This contest is focused on ‘Stationary Counts’, where observers spend time birding from a single location and record all the birds they see and hear–think “big sits” or “hawk watches”. Make sure to choose the “Stationary Count” protocol as your observation type, and then spend at least 1 hour doing your count. Longer counts qualify as well. Many of the birds you see and hear will be local residents, and you can record these on your checklists as you normally would. But you’ll likely detect some high flying birds, maybe swallows, raptors, or waterfowl. You should record these birds as ‘fly overs’ using the “F-Flyover” breeding code that is available if you click the “Show details” button and then use the drop down list for “Breeding Codes” (see image below). Recording your fly over birds in this way will help analysts determine which birds are actually using the habitat you’re standing in, versus just flying over on migration. Good luck, and enjoy watching migration!
END OF YEAR PRIZES
Our November and December winners will be awarded to those who meet two long-term annual goals for eBird activity. These are:
November: Prize will be awarded to users who have submitted complete checklists from at least 75 distinct locations from 1 January – 30 November 2014. As with this March challenge, spreading out your eBird coverage is important to the success of eBird. Those who proactively find areas that are under-covered maximize the value of every complete checklist and every observation. Over the course of a year, submitting from 75 different locations should be possible even if you stay in your home county. Each person who has reached this goal will be entered once in this drawing.
December: Our December winner will be drawn from among those who have submitted 500 *complete* checklists or more between 1 January – 31 December 2014. Complete checklists are ones where you answer “yes” to “are you reporting all species”. Be sure you understand this! It is one of the most important aspects of eBird! These can be two checklists a day from your backyard or weekend blitzes of 10 checklists each. However you get to 500 total, we will enter everyone who reaches this goal in our drawing for the December prize.
ABOUT eBIRDER OF THE MONTH
Each month we will feature a new eBird challenge and set of selection criteria. The monthly winners will each receive a new ZEISS Conquest HD 8×42 binocular and a selection of books from another great eBird sponsor, Princeton University Press.

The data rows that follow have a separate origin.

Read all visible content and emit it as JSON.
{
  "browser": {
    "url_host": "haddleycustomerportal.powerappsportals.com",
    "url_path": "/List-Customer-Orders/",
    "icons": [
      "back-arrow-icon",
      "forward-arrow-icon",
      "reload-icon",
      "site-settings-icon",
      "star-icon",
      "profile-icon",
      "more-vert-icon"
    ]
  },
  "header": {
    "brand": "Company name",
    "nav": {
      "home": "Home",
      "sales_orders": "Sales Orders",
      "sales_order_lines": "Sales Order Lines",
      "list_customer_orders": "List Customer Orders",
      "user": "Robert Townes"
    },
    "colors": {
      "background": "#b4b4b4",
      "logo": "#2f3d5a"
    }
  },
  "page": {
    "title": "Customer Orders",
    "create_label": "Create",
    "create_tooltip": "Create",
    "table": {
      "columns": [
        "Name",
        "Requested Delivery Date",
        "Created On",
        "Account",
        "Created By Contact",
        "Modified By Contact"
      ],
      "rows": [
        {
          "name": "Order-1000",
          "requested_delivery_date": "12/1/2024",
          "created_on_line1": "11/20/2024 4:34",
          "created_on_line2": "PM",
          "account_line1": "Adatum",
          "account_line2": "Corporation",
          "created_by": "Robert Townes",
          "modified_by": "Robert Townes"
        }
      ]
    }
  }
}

Carl Zeiss Sports Optics is a proven leader in sports optics and is the official optics sponsor for eBird. “Carl Zeiss feels strongly that by partnering with the Cornell Lab we can provide meaningful support for their ability to carry out their research, conservation, and education work around the world,” says Mike Jensen, President of Carl Zeiss Sports Optics, North America. “The Cornell Lab is making a difference for birds, and from the highest levels of our company we’re committed to promoting birding and the Lab’s work, so there’s a great collaboration. eBird is a truly unique and synergistic portal between the Lab and birders, and we welcome the opportunity to support them both.”
Princeton University Press publishes many of the best books about birds and natural history, including the popular new “Warbler Guide” from Tom Stephenson and Scott Whittle. “We are delighted to be able to support the Cornell Lab’s innovative and ambitious range of programs in science and conservation,” says Robert Kirk at PUP. “The rapid expansion of eBird has had a major impact on our understanding of bird populations and movements in North America and beyond, and is a testament to the Lab’s commitment to game-changing citizen science.”
Find out more: